[INPUT FOR THIS TASK Boundary: Start]

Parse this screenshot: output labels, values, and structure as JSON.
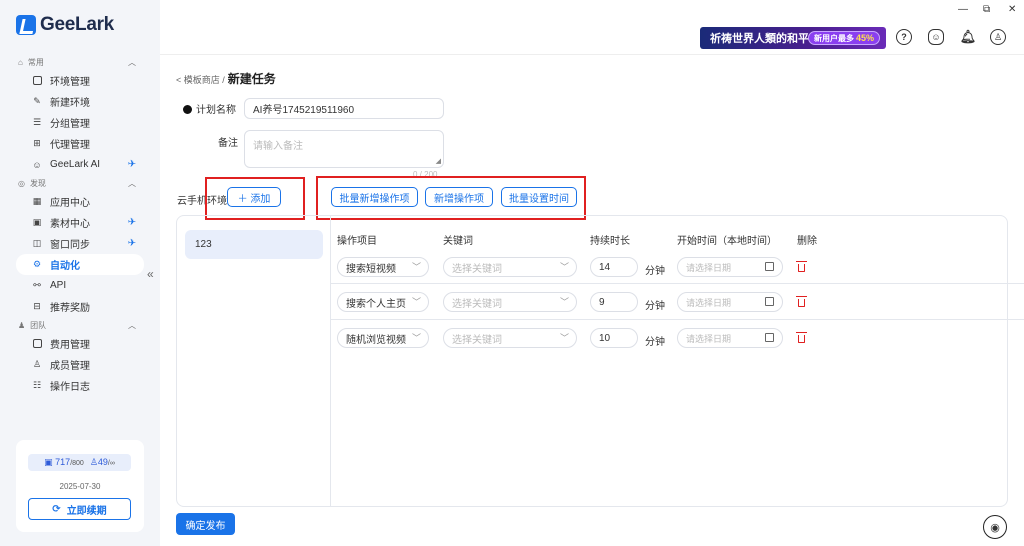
{
  "app": {
    "name": "GeeLark"
  },
  "sidebar": {
    "sections": [
      {
        "label": "常用",
        "items": [
          {
            "label": "环境管理",
            "icon": "environment-icon"
          },
          {
            "label": "新建环境",
            "icon": "edit-icon"
          },
          {
            "label": "分组管理",
            "icon": "list-icon"
          },
          {
            "label": "代理管理",
            "icon": "proxy-icon"
          },
          {
            "label": "GeeLark AI",
            "icon": "robot-icon"
          }
        ]
      },
      {
        "label": "发现",
        "items": [
          {
            "label": "应用中心",
            "icon": "grid-icon"
          },
          {
            "label": "素材中心",
            "icon": "media-icon"
          },
          {
            "label": "窗口同步",
            "icon": "window-icon"
          },
          {
            "label": "自动化",
            "icon": "automation-icon"
          },
          {
            "label": "API",
            "icon": "api-icon"
          },
          {
            "label": "推荐奖励",
            "icon": "gift-icon"
          }
        ]
      },
      {
        "label": "团队",
        "items": [
          {
            "label": "费用管理",
            "icon": "wallet-icon"
          },
          {
            "label": "成员管理",
            "icon": "user-icon"
          },
          {
            "label": "操作日志",
            "icon": "log-icon"
          }
        ]
      }
    ],
    "active_item": "自动化",
    "subscription": {
      "env_used": "717",
      "env_total": "/800",
      "members_used": "49",
      "members_total": "/∞",
      "expire_date": "2025-07-30",
      "renew_label": "立即续期"
    }
  },
  "header": {
    "banner": {
      "text": "祈祷世界人類的和平",
      "pill_prefix": "新用户最多",
      "pill_value": "45%"
    }
  },
  "page": {
    "breadcrumb_parent": "< 模板商店 /",
    "title": "新建任务",
    "plan_name_label": "计划名称",
    "plan_name_value": "AI养号1745219511960",
    "note_label": "备注",
    "note_placeholder": "请输入备注",
    "note_counter": "0 / 200",
    "env_label": "云手机环境",
    "add_label": "＋ 添加",
    "batch_add_label": "批量新增操作项",
    "add_op_label": "新增操作项",
    "batch_time_label": "批量设置时间",
    "environments": [
      "123"
    ],
    "table": {
      "headers": [
        "操作项目",
        "关键词",
        "持续时长",
        "开始时间（本地时间）",
        "删除"
      ],
      "keyword_placeholder": "选择关键词",
      "date_placeholder": "请选择日期",
      "unit": "分钟",
      "rows": [
        {
          "operation": "搜索短视频",
          "duration": "14"
        },
        {
          "operation": "搜索个人主页",
          "duration": "9"
        },
        {
          "operation": "随机浏览视频",
          "duration": "10"
        }
      ]
    },
    "publish_label": "确定发布"
  },
  "colors": {
    "accent": "#1a73e8",
    "highlight": "#e02020",
    "sidebar_bg": "#f3f5f9"
  }
}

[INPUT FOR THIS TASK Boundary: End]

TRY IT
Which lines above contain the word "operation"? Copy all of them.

RESULT OF THE TASK
          "operation": "搜索短视频",
          "operation": "搜索个人主页",
          "operation": "随机浏览视频",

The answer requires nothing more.